But how do these young, massive, compact disks evolve into the elliptical galaxies we see in the present-day universe? "Probably through mergers," Toft said. "If these galaxies grow through merging with minor companions, and these minor companions come in large numbers and from all sorts of different angles onto the galaxy, this would eventually randomize the orbits of stars in the galaxies. You could also imagine major mergers. This would definitely also destroy the ordered motion of the stars."

The findings are published in the June 22 issue of the journal Nature. Toft and his team hope to use NASA's upcoming James Webb Space Telescope to look for a larger sample of such galaxies.

The Hubble Space Telescope is a project of international cooperation between NASA and ESA (European Space Agency). NASA's Goddard Space Flight Center in Greenbelt, Maryland, manages the telescope. The Space Telescope Science Institute (STScI) in Baltimore, Maryland, conducts Hubble science operations. STScI is operated for NASA by the Association of Universities for Research in Astronomy, Inc., in Washington, D.C.

The Very Large Telescope is a telescope facility operated by the European Southern Observatory on Cerro Paranal in the Atacama Desert of Northern Chile.

Tuesday, May 30, 2017

VLT snaps an exotic exoplanet

Astronomers hunt for planets orbiting other stars (exoplanets) using a variety of methods. One successful method isdirect imaging; this is particularly effective for planets on wide orbits around young stars, because the light from the planet is not overwhelmed by light from the host star and is thus easier to spot. This image demonstrates this technique. It shows a T-Tauri star named CVSO 30, located approximately 1200 light-years away from Earth in the 25 Orionis group (slightly northwest of Orion’s famous Belt). In 2012, astronomers found that CVSO 30 hosted one exoplanet (CVSO 30b) using a detection method known as transit photometry, where the light from a star observably dips as a planet travels in front of it. Now, astronomers have gone back to look at the system using a number of telescopes. The study combines observations obtained with the ESO’s Very Large Telescope (VLT) in Chile, the W. M. Keck Observatory in Hawaii, and the Calar Alto Observatory facilities in Spain.


Using the data astronomers have imaged what is likely to be a second planet! To produce the image, astronomers exploited the astrometry provided by VLT’s NACO and SINFONI instruments.

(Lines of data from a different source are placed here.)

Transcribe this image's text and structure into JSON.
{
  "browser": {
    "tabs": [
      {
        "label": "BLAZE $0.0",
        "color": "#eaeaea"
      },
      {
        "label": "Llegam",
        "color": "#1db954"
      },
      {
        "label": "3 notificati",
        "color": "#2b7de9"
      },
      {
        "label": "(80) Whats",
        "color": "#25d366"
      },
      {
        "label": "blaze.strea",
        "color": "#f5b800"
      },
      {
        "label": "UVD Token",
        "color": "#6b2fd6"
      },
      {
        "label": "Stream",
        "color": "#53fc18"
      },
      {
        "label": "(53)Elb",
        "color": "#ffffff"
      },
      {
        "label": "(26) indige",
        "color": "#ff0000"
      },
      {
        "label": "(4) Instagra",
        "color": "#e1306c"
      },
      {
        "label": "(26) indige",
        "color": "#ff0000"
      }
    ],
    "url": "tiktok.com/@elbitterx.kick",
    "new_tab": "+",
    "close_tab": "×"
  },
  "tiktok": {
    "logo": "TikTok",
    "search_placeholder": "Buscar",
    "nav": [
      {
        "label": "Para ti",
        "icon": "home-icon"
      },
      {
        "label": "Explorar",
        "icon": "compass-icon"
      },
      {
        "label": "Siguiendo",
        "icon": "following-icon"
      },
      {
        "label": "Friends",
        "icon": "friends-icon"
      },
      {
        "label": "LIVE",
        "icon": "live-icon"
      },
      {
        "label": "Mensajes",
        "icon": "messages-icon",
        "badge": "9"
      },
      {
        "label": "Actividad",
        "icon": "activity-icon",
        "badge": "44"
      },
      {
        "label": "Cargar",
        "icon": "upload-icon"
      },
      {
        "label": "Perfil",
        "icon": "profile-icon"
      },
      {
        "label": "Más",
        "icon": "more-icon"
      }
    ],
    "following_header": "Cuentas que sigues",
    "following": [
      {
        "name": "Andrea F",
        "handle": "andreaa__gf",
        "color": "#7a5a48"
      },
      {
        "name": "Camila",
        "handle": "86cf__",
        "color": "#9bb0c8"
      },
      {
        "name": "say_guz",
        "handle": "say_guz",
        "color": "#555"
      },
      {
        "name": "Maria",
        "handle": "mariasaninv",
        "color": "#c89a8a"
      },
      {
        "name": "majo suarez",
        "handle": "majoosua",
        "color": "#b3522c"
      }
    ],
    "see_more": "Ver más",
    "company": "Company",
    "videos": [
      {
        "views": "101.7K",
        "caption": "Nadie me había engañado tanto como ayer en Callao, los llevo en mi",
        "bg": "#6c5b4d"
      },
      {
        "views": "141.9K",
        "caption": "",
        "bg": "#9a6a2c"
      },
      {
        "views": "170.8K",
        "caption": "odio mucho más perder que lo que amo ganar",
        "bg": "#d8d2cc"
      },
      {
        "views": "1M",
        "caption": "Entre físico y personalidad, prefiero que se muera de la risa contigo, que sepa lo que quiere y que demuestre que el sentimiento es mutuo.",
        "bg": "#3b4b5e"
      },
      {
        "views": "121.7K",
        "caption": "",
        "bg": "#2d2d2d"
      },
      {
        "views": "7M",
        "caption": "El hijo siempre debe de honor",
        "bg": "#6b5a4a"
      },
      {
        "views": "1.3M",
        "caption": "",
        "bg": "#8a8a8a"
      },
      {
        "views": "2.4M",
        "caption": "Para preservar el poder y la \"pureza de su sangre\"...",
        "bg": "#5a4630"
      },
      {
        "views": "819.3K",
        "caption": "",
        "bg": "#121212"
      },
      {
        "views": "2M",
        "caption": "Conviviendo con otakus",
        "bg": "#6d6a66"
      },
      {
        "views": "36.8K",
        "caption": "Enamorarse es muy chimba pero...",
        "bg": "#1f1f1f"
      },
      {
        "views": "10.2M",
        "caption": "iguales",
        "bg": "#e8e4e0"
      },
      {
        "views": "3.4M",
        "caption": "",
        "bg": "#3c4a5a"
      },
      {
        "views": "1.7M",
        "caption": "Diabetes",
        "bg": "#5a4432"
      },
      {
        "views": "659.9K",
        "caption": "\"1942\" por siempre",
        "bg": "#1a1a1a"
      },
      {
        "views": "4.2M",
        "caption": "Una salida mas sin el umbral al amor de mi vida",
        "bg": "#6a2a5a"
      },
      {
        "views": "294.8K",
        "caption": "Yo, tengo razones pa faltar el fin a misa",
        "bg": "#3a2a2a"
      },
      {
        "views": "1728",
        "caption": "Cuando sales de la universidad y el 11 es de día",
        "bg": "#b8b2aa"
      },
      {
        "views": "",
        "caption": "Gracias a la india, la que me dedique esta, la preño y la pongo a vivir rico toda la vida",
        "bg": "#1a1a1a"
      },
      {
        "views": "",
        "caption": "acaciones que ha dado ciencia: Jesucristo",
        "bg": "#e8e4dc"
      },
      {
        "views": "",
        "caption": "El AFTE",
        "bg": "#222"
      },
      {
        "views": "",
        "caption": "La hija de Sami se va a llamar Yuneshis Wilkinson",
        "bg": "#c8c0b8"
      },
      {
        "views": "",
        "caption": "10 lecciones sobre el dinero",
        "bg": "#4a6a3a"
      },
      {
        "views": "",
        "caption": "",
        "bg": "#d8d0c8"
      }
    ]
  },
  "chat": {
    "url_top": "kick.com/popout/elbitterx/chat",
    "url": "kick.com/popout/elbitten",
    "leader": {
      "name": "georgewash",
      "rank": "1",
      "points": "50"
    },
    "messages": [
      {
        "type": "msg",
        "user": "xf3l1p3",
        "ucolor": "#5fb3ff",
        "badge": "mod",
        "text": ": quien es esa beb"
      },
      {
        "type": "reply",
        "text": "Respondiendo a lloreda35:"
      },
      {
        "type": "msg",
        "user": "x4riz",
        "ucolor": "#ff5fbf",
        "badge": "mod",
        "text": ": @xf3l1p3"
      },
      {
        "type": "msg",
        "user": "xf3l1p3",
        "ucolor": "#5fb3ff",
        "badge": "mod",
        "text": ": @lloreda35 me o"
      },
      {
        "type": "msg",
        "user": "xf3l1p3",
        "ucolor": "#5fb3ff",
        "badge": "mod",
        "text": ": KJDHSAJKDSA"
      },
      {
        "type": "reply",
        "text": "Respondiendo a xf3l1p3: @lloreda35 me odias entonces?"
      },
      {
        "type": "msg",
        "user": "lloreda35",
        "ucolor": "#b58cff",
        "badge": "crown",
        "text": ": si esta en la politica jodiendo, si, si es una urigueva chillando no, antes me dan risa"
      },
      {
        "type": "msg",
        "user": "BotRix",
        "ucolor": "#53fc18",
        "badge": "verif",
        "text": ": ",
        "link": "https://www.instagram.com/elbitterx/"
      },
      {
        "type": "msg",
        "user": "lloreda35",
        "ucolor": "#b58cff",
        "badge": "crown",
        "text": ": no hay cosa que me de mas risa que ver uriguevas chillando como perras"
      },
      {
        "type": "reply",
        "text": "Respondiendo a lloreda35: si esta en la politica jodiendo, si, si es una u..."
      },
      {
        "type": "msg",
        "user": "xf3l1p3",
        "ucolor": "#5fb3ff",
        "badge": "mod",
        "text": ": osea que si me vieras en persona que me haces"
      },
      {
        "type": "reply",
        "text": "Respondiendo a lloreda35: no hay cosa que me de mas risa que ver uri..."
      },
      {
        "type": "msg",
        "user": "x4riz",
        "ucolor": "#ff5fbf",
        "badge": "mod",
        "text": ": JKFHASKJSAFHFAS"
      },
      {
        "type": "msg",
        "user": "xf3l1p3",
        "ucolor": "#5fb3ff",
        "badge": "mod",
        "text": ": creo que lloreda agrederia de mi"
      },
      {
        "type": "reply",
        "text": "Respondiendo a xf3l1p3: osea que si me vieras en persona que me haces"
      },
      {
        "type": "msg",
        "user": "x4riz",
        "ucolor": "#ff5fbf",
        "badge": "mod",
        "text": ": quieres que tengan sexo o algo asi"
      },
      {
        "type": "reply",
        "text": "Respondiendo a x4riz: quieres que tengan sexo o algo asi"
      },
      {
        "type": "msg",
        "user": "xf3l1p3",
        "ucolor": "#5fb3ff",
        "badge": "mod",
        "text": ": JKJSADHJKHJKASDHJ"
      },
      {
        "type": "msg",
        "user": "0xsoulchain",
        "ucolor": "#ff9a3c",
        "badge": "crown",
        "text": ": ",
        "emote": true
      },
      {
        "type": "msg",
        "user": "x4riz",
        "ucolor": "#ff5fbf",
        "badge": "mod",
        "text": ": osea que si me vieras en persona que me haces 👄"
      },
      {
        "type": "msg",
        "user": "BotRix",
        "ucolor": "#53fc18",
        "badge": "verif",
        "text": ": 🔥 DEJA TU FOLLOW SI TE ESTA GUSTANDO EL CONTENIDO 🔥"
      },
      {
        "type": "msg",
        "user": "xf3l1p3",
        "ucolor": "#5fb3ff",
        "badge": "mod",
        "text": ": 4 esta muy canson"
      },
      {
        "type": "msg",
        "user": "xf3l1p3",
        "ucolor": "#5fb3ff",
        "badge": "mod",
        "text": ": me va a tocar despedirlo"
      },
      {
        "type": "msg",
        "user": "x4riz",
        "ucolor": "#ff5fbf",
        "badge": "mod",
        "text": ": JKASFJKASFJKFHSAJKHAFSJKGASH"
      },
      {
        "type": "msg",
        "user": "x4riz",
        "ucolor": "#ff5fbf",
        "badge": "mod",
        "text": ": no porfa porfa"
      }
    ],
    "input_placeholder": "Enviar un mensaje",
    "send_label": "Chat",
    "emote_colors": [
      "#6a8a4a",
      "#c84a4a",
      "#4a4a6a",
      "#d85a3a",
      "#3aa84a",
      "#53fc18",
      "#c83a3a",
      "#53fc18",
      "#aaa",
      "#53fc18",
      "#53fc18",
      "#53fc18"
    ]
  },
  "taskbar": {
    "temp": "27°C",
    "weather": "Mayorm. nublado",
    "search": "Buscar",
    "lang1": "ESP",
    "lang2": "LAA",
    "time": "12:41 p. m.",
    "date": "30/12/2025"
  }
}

This new exoplanet, named CVSO 30c, is the small dot to the upper left of the frame (the large blob is the star itself). While the previously-detected planet, CVSO 30b, orbits very close to the star, whirling around CVSO 30 in just under 11 hours at an orbital distance of 0.008 au, CVSO 30c orbits significantly further out, at a distance of 660 au, taking a staggering 27 000 years to complete a single orbit. (For reference, the planet Mercury orbits the Sun at an average distance of 0.39 au, while Neptune sits at just over 30 au.)

If it is confirmed that CVSO 30c orbits CVSO 30, this would be the first star system to host both a close-in exoplanet detected by the transit method and a far-out exoplanet detected by direct imaging. Astronomers are still exploring how such an exotic system came to form in such a short timeframe, as the star is only 2.5 million years old; it is possible that the two planets interacted at some point in the past, scattering off one another and settling in their current extreme orbits.